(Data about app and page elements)

== Segment start ==

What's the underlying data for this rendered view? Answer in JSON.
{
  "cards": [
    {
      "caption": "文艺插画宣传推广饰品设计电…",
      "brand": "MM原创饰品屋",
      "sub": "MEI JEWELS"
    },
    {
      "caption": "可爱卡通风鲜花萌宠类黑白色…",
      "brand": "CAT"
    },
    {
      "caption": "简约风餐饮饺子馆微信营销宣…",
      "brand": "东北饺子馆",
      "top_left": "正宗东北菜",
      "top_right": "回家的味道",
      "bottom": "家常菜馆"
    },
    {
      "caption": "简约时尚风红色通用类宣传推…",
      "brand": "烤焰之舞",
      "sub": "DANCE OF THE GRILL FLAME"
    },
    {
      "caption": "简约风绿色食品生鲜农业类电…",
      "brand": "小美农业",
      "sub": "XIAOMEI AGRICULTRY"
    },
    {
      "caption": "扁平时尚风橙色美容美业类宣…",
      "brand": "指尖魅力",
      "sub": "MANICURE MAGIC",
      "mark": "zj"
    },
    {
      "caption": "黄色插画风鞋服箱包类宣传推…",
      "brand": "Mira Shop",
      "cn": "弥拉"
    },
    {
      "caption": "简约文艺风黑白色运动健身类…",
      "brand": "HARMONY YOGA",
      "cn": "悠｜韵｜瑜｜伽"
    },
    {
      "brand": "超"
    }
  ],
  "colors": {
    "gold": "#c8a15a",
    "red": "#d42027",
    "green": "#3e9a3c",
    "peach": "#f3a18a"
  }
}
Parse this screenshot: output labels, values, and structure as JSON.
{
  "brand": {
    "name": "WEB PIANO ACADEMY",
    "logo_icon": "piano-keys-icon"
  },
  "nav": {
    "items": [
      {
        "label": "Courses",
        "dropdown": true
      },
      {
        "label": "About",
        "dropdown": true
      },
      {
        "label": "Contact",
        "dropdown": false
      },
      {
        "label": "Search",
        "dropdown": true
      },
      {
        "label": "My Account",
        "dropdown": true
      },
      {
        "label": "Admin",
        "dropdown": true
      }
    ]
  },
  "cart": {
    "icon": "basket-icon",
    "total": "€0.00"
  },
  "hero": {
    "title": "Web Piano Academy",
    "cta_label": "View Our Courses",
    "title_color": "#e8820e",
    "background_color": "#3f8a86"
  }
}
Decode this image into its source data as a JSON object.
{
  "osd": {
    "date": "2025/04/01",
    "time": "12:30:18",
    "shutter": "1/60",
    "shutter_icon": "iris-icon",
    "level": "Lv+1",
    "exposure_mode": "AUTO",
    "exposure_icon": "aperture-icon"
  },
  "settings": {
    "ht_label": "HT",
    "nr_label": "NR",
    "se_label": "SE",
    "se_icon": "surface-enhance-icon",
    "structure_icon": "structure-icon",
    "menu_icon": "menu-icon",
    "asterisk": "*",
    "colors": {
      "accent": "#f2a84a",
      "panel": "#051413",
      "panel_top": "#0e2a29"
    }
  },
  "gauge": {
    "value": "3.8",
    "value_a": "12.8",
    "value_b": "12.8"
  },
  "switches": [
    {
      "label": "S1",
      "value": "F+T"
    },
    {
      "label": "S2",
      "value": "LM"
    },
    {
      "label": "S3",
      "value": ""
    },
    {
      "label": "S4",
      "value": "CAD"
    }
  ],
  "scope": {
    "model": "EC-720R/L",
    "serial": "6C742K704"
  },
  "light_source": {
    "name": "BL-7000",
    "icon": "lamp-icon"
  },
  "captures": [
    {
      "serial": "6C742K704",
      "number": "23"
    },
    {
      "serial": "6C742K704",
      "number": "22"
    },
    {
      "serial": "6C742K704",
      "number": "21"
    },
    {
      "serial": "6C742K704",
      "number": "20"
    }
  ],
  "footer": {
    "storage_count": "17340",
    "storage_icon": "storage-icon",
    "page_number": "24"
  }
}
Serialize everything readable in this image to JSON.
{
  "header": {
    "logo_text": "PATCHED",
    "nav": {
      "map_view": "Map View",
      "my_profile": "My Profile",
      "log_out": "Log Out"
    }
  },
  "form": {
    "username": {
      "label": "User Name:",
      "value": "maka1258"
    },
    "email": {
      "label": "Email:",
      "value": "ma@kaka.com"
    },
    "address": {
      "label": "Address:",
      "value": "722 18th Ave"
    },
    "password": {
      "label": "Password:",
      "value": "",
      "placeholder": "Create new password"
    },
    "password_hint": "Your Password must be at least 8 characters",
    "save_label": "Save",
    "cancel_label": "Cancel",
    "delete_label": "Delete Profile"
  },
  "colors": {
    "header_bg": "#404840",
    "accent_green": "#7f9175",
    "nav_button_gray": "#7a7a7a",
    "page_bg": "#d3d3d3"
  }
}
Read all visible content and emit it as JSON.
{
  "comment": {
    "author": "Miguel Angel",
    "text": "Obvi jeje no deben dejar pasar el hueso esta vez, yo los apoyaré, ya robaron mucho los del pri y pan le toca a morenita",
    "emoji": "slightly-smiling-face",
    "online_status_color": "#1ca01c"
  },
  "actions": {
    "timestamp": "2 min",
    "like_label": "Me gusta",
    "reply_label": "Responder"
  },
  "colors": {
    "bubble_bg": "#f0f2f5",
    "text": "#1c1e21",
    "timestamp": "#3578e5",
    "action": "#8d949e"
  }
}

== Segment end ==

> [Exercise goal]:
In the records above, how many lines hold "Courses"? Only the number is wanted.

> [Your response]:
2